From a turpentine from Siebenburgen (possibly a variety of this species), A. Tschirch and M. Koch2) obtained 30 p. c. of a volatile oil, the sp. gr. of which was 0,870 and which boiled between 175 and 180°.
The oil best examined is that from Finland. O. Aschan3) obtained a yield of 4,5 p.c. Fraction 155 to 160° (d 0,8657; [a]D- 7,87°) yielded a chlorhydrate that melted at 125 to 126° ([a]D - 9,15°), also a nitrosochloride (m. p. 113 to 114°), which was converted by the well-known method into nitrosopinene melting at 132 to 133°. Hence the fraction contains /-a-pinene. Fractions 168 to 173° (aD - 19°20') and 173 to 178° (aD - 23°28'), when treated in ether solution with hydrogen chloride yielded dipentene dihydrochloride (m. p. 50°). Hence they contained /-limonene. Sylvestrene could not be detected.

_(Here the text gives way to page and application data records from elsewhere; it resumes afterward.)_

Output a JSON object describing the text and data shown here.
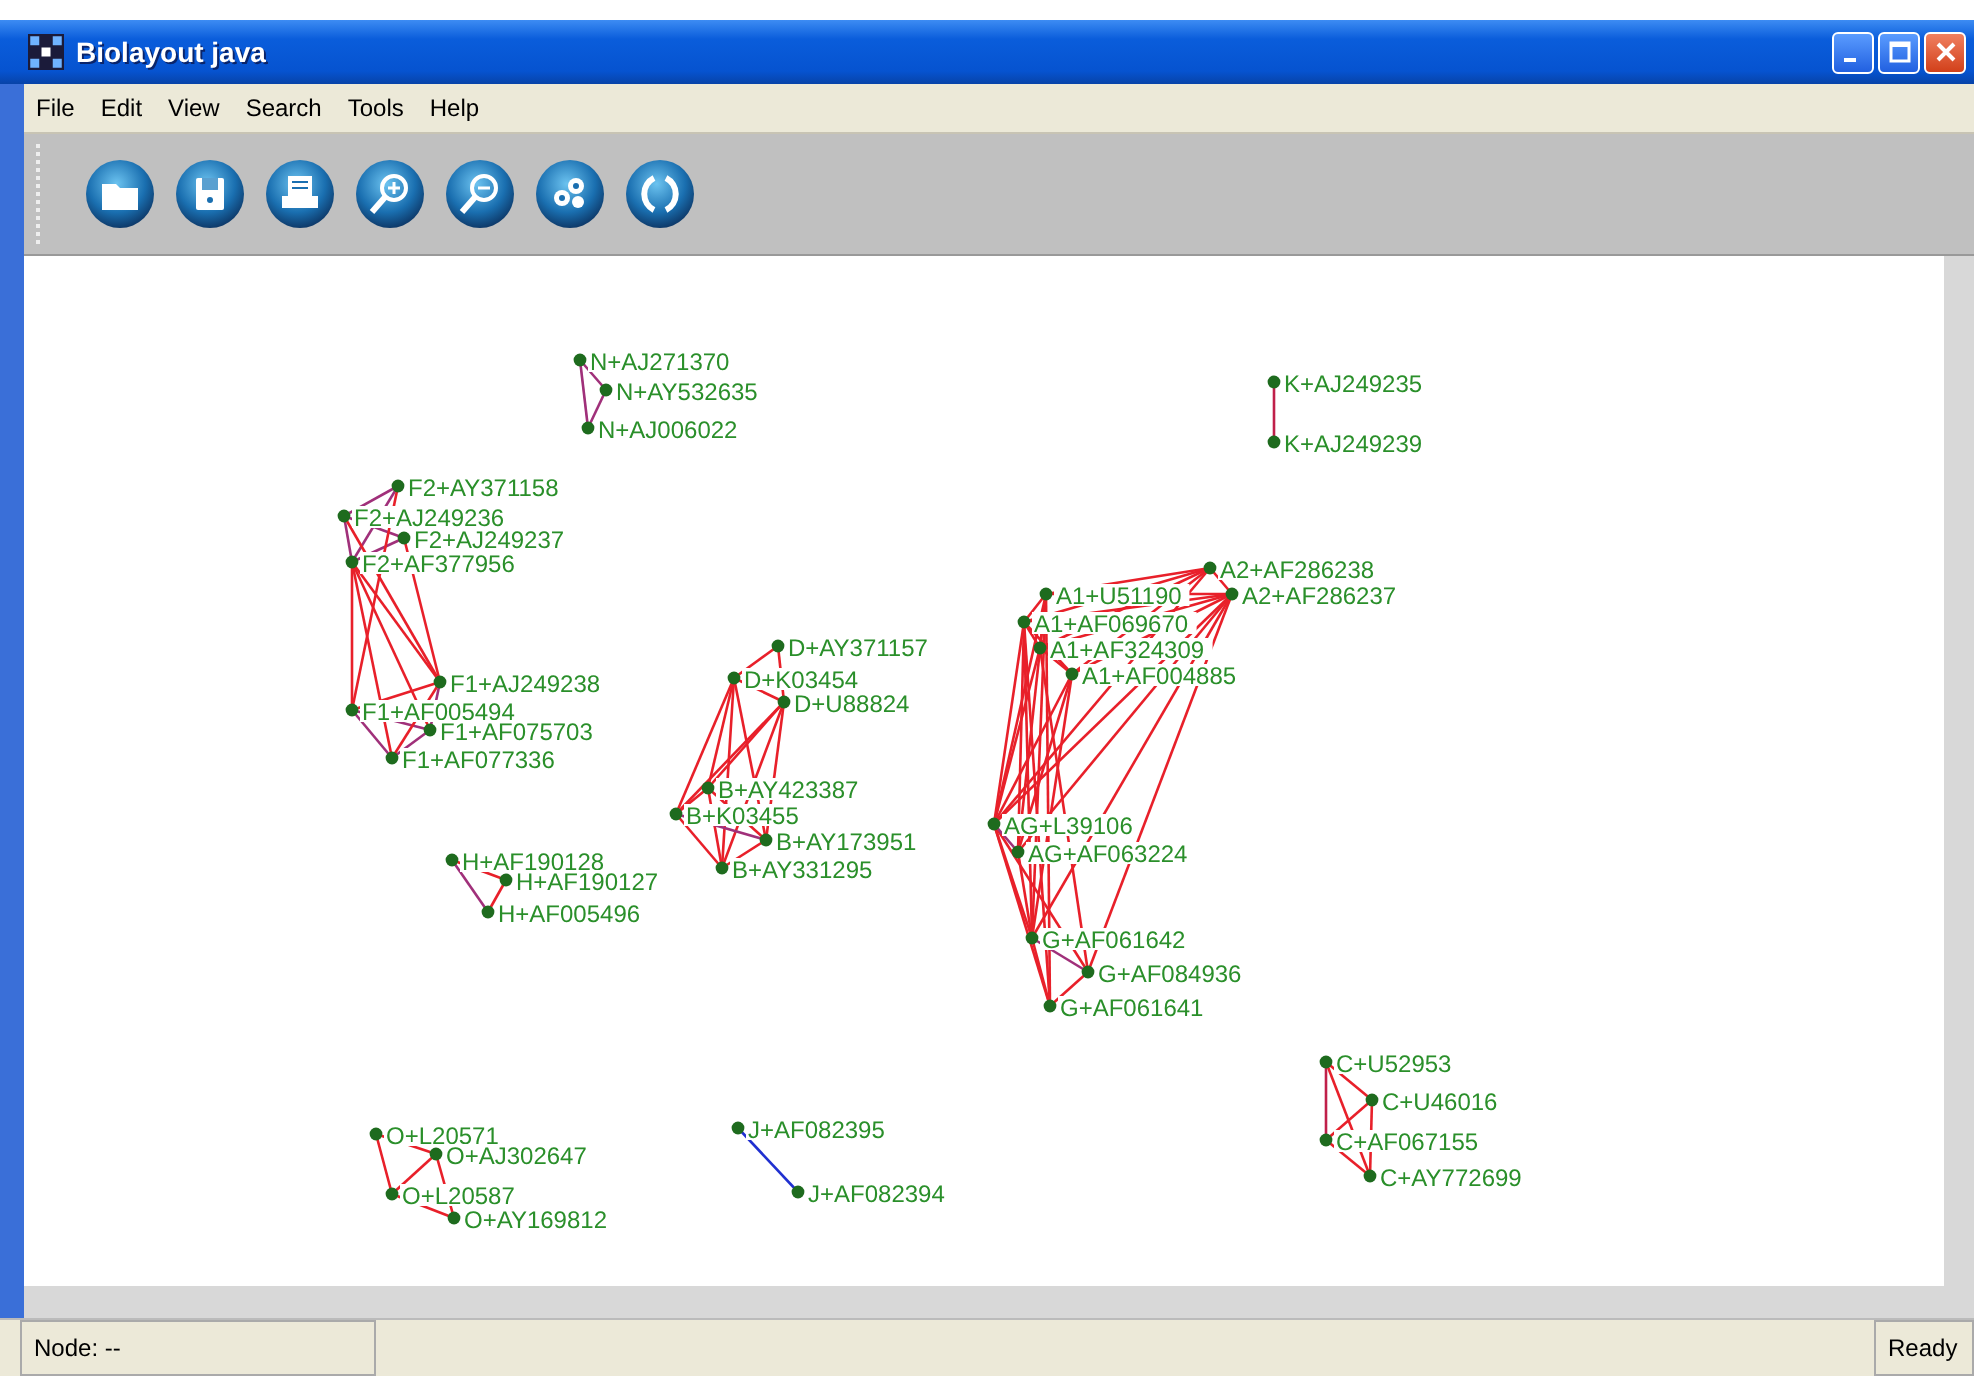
{
  "window": {
    "title": "Biolayout java"
  },
  "menu": [
    "File",
    "Edit",
    "View",
    "Search",
    "Tools",
    "Help"
  ],
  "graph": {
    "clusters": [
      {
        "nodes": [
          {
            "label": "N+AJ271370"
          },
          {
            "label": "N+AY532635"
          },
          {
            "label": "N+AJ006022"
          }
        ]
      },
      {
        "nodes": [
          {
            "label": "K+AJ249235"
          },
          {
            "label": "K+AJ249239"
          }
        ]
      },
      {
        "nodes": [
          {
            "label": "F2+AY371158"
          },
          {
            "label": "F2+AJ249236"
          },
          {
            "label": "F2+AJ249237"
          },
          {
            "label": "F2+AF377956"
          },
          {
            "label": "F1+AJ249238"
          },
          {
            "label": "F1+AF005494"
          },
          {
            "label": "F1+AF075703"
          },
          {
            "label": "F1+AF077336"
          }
        ]
      },
      {
        "nodes": [
          {
            "label": "D+AY371157"
          },
          {
            "label": "D+K03454"
          },
          {
            "label": "D+U88824"
          },
          {
            "label": "B+AY423387"
          },
          {
            "label": "B+K03455"
          },
          {
            "label": "B+AY173951"
          },
          {
            "label": "B+AY331295"
          }
        ]
      },
      {
        "nodes": [
          {
            "label": "H+AF190128"
          },
          {
            "label": "H+AF190127"
          },
          {
            "label": "H+AF005496"
          }
        ]
      },
      {
        "nodes": [
          {
            "label": "A2+AF286238"
          },
          {
            "label": "A2+AF286237"
          },
          {
            "label": "A1+U51190"
          },
          {
            "label": "A1+AF069670"
          },
          {
            "label": "A1+AF324309"
          },
          {
            "label": "A1+AF004885"
          },
          {
            "label": "AG+L39106"
          },
          {
            "label": "AG+AF063224"
          },
          {
            "label": "G+AF061642"
          },
          {
            "label": "G+AF084936"
          },
          {
            "label": "G+AF061641"
          }
        ]
      },
      {
        "nodes": [
          {
            "label": "C+U52953"
          },
          {
            "label": "C+U46016"
          },
          {
            "label": "C+AF067155"
          },
          {
            "label": "C+AY772699"
          }
        ]
      },
      {
        "nodes": [
          {
            "label": "O+L20571"
          },
          {
            "label": "O+AJ302647"
          },
          {
            "label": "O+L20587"
          },
          {
            "label": "O+AY169812"
          }
        ]
      },
      {
        "nodes": [
          {
            "label": "J+AF082395"
          },
          {
            "label": "J+AF082394"
          }
        ]
      }
    ]
  },
  "status_bar": {
    "node": "Node: --",
    "state": "Ready"
  }
}
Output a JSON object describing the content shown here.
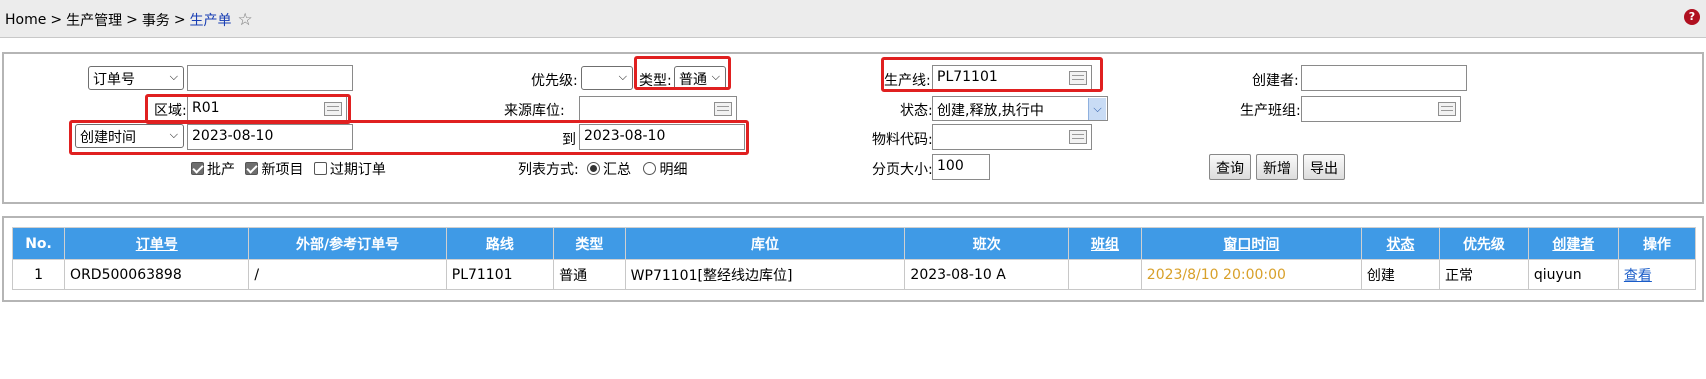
{
  "breadcrumb": {
    "items": [
      "Home",
      "生产管理",
      "事务"
    ],
    "current": "生产单",
    "separator": ">"
  },
  "icons": {
    "star": "star-outline-icon",
    "help": "help-circle-icon",
    "calendar": "calendar-icon"
  },
  "colors": {
    "header_blue": "#3f9ae6",
    "highlight_red": "#e02020",
    "window_time": "#d8a02a",
    "link_blue": "#1a5cc8"
  },
  "filters": {
    "order_field_select": "订单号",
    "order_value": "",
    "priority_label": "优先级:",
    "priority_value": "",
    "type_label": "类型:",
    "type_value": "普通",
    "line_label": "生产线:",
    "line_value": "PL71101",
    "creator_label": "创建者:",
    "creator_value": "",
    "area_label": "区域:",
    "area_value": "R01",
    "source_loc_label": "来源库位:",
    "source_loc_value": "",
    "status_label": "状态:",
    "status_value": "创建,释放,执行中",
    "shift_group_label": "生产班组:",
    "shift_group_value": "",
    "date_field_select": "创建时间",
    "date_from": "2023-08-10",
    "to_label": "到",
    "date_to": "2023-08-10",
    "material_label": "物料代码:",
    "material_value": "",
    "chk_batch_label": "批产",
    "chk_batch_checked": true,
    "chk_newitem_label": "新项目",
    "chk_newitem_checked": true,
    "chk_overdue_label": "过期订单",
    "chk_overdue_checked": false,
    "list_mode_label": "列表方式:",
    "list_mode_summary": "汇总",
    "list_mode_detail": "明细",
    "list_mode_selected": "汇总",
    "page_size_label": "分页大小:",
    "page_size_value": "100"
  },
  "buttons": {
    "search": "查询",
    "add": "新增",
    "export": "导出"
  },
  "table": {
    "columns": [
      "No.",
      "订单号",
      "外部/参考订单号",
      "路线",
      "类型",
      "库位",
      "班次",
      "班组",
      "窗口时间",
      "状态",
      "优先级",
      "创建者",
      "操作"
    ],
    "rows": [
      {
        "no": "1",
        "order_no": "ORD500063898",
        "ext_ref": "/",
        "route": "PL71101",
        "type": "普通",
        "location": "WP71101[整经线边库位]",
        "shift": "2023-08-10 A",
        "group": "",
        "window_time": "2023/8/10 20:00:00",
        "status": "创建",
        "priority": "正常",
        "creator": "qiuyun",
        "action": "查看"
      }
    ]
  }
}
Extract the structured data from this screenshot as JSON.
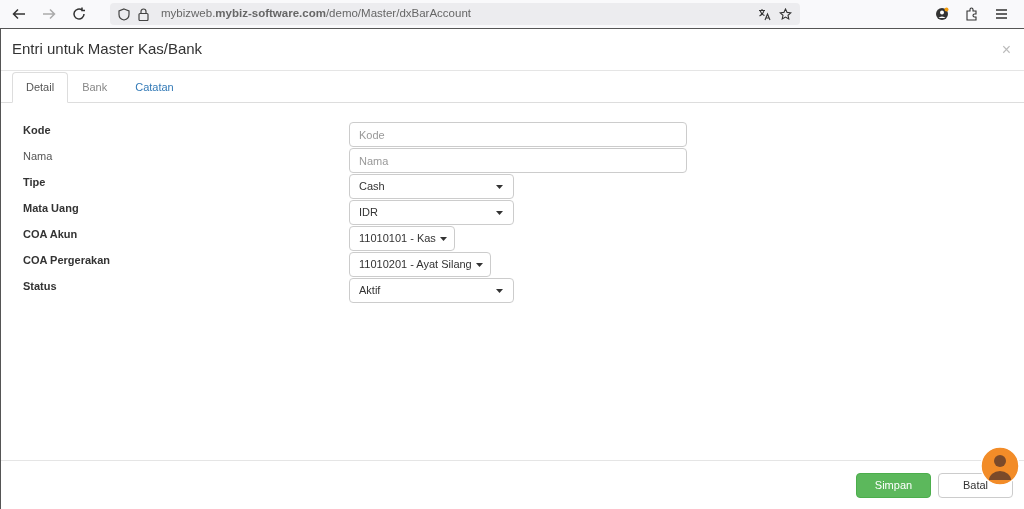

Upon distillation with water vapor B. Kuriloff4) obtained 7,8 p.c. of oil. d20o0,8635; aD - 11,96°. The fraction boiling up to 176,7° (772 mm) (aD - 40,7°) yielded a dichlorhydrate melting at 48,5°, hence contained /-limonene (l-isoterpene).
Although probable that this report pertains to Picea excelsa, it is not definitely established. The title reads: "Untersuchung der Terpene des OIs aus dem Tannenharze (Pinus Abies)". The author's name, which is of such importance especially in connection with this species, is wanting. Pinus Abies, Duroi is the Edeltanne, wheras Pinus Abies, L. is the Rottanne.